One important element the binary lens in geopolitics and its insistence on a new world order appears to miss is that the stacking of countries in the international system does not allow either multipolarity or plurality. And since Africa occupies the base of the global pyramid, its enthusiasm about the multipolar is probably driven by a strong desire to float its begging bowl rather than demanding respect and fair treatment from the old and new players.
Post-Marxism philosophers Michael Hardt and Antonio Negri argue that the emergence of economic powerhouses has made it impossible “to demarcate large geographical zones as centre and periphery, North and South”. Whether this observation is valid or not, the asymmetrical relationship between advanced capitalist and Third World countries, including the Brics economies, remains.
The modifications to the current global hierarchy of states are necessitated by an emerging transnational capitalist class that is found in both advanced capitalist countries and emerging economies. This group benefits from the emergent “civilising missions” and their activities, at the expense of the subaltern classes or the “transnational oppressed classes”.
Therefore, the touted multipolarity will produce secondary or third “civilised” forces alongside the rapidly growing transnational oppressed classes. If multipolarity were to become a reality the unexpected is likely to occur, and Africa might find itself wanting and without alternatives. With Brics, or in effect the Russo-China conglomeration, it can be deduced that the world is entering a complicated era of third “civilised” forces.
A new group of “civilised” societies will emerge that will seek to emulate the imperial model. As the leading states within Brics, China and Russia could be harbouring self-interests relating to cultural, historical and ideological assimilation. However, this unfolding drama does not end with these two countries as Brics expands to include more countries.
Some of these countries, including Saudi Arabia, Iran and the UAE, are increasingly acquiring land in Africa for a variety of reasons. For example, Liberia is set to concede 10% of its territory to allow the UAE to meet its climate commitments. This agreement concerning the transfer of pollution rights, as provided for in the Paris Climate Agreement, will be made public during COP28.
This emerging group of “civilised” societies could also be working in the interest of deadly capitalist forces rather than to empower the historically marginalised groups. The current pattern of economic globalisation is driven by a new imperial social formation that comprises corporations, globalising state and interstate bureaucrats and politicians, globalising professionals as well as merchants and media. For example, China’s ICBC has a 20% stake in the Standard Bank Group.

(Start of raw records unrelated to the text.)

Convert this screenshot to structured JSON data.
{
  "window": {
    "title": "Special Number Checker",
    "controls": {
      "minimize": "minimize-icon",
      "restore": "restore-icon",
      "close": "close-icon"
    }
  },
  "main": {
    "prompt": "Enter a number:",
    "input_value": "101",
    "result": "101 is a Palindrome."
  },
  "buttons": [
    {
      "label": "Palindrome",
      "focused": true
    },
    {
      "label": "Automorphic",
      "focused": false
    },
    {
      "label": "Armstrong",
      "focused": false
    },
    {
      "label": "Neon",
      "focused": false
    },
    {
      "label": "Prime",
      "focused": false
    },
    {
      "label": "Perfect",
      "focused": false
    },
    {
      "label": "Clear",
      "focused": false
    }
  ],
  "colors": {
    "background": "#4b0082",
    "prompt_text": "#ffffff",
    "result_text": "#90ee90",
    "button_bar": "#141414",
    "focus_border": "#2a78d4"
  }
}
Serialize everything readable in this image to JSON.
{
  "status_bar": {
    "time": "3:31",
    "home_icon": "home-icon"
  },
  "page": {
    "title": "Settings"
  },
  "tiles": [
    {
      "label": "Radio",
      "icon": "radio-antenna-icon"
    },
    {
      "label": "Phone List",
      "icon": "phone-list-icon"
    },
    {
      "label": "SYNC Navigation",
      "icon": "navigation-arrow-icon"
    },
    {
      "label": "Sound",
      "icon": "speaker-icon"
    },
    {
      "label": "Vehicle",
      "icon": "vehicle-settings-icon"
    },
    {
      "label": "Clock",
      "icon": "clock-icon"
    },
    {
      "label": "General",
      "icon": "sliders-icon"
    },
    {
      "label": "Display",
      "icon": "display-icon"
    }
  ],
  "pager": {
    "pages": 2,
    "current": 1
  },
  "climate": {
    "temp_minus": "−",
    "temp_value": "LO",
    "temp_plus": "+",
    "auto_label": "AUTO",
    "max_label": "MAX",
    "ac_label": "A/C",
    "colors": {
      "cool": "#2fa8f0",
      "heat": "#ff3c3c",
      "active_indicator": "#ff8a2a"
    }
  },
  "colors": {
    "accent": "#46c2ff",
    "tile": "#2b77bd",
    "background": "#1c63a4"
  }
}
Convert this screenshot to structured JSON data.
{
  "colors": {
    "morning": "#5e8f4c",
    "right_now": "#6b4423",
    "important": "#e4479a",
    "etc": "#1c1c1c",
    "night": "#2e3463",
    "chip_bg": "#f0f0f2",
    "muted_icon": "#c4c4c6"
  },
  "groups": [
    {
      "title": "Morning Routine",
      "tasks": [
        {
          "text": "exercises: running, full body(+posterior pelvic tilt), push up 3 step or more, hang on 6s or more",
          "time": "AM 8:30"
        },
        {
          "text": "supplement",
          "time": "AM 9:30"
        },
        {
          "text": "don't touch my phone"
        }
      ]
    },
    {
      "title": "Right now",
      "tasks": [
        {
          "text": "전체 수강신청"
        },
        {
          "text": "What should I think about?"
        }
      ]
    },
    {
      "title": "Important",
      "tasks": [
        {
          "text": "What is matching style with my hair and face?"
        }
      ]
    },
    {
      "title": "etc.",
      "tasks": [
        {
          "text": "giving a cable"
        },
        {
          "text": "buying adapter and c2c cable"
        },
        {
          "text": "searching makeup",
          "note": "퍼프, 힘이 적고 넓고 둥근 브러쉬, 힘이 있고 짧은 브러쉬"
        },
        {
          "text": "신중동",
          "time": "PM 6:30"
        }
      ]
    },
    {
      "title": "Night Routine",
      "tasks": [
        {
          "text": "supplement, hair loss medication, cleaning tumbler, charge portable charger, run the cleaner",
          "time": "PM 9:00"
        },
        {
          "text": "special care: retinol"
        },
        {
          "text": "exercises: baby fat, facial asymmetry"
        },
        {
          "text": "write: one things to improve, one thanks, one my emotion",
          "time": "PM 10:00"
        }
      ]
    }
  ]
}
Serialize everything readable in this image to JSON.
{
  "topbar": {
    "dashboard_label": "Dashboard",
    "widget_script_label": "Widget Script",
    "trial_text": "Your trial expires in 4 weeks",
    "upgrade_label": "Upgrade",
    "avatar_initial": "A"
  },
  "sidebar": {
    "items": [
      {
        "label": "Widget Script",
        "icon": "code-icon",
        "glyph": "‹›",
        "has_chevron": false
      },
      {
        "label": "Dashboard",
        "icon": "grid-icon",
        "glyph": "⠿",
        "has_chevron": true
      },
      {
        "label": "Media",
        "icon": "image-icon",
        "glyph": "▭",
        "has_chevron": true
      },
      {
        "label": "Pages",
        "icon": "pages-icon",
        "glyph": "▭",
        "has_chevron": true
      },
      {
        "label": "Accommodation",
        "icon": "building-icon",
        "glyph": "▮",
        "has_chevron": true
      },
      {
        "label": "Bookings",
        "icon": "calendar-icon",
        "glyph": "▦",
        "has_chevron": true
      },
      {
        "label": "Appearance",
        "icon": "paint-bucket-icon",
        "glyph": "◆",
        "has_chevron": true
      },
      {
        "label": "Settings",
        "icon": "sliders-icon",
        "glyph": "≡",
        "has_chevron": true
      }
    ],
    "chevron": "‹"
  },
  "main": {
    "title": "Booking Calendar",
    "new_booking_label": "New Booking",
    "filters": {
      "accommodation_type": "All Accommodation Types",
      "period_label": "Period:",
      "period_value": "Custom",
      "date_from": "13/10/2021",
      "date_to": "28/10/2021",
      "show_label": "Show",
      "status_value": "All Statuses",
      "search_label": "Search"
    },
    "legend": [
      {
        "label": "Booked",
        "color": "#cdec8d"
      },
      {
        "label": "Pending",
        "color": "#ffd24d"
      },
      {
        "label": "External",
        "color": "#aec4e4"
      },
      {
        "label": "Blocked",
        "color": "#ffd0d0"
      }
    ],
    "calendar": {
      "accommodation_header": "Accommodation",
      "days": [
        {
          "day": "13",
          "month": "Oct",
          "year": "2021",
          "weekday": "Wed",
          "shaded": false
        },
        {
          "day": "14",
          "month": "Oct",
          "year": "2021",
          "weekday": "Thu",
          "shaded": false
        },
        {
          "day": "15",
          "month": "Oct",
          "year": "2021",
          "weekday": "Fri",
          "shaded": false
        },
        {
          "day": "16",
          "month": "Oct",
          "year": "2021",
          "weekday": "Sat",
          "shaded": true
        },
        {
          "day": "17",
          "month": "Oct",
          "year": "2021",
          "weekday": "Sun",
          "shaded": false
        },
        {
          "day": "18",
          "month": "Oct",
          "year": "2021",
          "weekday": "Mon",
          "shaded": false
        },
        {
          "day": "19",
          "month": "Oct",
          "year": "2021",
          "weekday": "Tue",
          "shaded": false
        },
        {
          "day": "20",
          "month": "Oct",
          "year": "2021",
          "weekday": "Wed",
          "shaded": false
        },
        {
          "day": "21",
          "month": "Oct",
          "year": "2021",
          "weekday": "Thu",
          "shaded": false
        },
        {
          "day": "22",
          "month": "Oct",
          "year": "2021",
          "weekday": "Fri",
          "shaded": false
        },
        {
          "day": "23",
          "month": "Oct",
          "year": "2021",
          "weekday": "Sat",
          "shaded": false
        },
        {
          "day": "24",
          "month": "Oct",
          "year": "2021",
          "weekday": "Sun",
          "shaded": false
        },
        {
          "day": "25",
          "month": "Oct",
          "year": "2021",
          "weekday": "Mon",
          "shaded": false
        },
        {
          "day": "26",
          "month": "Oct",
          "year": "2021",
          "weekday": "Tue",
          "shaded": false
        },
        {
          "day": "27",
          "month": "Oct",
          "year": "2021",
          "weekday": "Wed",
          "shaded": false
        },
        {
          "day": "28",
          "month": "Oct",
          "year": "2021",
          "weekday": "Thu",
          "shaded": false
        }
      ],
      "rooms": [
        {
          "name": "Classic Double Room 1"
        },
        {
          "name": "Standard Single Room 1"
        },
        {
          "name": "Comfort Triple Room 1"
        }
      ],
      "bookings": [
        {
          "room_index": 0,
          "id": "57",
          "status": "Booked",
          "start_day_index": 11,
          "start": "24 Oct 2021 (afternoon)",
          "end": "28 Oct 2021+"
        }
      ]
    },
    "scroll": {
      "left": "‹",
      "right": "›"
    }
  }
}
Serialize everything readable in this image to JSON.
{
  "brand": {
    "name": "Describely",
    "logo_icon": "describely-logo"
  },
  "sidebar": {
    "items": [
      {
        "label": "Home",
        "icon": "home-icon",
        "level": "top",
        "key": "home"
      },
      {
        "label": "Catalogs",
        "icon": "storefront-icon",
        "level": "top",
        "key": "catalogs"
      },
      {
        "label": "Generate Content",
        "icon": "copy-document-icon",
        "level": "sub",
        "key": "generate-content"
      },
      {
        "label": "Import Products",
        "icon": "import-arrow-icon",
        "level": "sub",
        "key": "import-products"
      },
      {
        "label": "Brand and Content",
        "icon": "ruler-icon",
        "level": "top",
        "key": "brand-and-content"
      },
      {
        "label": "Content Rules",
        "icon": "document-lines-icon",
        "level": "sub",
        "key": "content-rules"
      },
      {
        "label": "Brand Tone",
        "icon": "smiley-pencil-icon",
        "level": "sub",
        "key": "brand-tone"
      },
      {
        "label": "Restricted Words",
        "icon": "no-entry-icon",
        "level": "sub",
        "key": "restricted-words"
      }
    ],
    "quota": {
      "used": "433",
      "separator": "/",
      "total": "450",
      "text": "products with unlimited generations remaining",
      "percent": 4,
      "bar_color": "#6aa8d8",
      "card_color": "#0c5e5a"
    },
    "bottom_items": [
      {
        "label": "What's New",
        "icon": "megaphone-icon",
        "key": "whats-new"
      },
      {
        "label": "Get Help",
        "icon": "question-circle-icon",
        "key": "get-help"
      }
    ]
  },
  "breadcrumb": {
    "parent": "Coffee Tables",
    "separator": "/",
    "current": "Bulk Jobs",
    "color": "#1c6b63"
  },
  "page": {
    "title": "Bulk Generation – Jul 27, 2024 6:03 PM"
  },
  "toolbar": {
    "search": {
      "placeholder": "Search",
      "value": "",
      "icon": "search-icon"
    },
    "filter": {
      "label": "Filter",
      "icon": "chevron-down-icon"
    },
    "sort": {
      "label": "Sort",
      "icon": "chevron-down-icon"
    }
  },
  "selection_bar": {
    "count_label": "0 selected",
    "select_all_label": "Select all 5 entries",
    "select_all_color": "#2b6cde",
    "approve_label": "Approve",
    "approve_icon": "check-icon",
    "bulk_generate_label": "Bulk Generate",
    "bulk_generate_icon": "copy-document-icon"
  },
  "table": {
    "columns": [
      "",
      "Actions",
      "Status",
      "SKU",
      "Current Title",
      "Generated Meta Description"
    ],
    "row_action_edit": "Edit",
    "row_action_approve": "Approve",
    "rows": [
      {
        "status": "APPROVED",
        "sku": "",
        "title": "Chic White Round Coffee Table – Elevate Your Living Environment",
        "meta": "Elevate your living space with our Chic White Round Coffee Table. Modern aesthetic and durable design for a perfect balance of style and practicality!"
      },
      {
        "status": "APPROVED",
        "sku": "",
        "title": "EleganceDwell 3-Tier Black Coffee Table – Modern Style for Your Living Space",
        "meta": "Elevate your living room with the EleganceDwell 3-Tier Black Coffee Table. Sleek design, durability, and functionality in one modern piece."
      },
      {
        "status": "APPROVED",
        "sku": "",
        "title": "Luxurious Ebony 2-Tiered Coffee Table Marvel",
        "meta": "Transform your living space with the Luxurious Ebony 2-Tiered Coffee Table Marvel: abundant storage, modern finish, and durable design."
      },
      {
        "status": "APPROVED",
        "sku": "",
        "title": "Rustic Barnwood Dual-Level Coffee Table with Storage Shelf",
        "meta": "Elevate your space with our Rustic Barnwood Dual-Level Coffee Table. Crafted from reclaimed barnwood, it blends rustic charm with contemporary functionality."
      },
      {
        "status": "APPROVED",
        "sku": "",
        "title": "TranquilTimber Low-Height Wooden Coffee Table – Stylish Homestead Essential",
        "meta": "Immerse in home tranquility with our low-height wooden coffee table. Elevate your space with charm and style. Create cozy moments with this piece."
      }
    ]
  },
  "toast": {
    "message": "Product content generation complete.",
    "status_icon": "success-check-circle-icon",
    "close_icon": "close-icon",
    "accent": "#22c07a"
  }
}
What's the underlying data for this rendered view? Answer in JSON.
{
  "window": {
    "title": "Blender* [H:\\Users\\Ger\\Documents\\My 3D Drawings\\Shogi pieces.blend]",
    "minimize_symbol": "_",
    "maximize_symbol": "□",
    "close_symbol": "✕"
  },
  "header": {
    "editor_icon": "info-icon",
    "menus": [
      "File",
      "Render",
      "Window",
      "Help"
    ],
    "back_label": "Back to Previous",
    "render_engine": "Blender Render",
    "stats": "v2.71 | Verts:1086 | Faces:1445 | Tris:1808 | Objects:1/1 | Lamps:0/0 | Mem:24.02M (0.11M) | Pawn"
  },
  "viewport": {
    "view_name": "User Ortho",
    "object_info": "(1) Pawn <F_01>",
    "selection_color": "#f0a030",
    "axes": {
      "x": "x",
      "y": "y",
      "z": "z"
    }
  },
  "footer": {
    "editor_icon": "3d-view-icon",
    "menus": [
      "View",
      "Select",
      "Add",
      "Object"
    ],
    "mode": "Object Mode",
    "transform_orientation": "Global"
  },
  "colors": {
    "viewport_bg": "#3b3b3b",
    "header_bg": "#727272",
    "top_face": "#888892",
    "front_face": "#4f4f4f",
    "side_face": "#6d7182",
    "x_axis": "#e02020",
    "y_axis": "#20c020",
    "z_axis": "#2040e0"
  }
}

The end of US dominance is unlikely to result in the upgrading of the rights of subalterns or transnational oppressed classes. “Uncivilised” people all over the world will get a fresh dose of the new standards of civilisation driven by the economic imperatives of the old and emerging powers.
Africa needs to find its own way forward. The continent must not rely on Brics (read China and other emerging powers) or any other external power to deal with its issues. It needs to focus on developing its own economy and building its own institutions. This is a hopeful message, one Africa should take to heart.
• Hadebe is an independent commentator on socioeconomic, political and global matters, based in Geneva, Switzerland.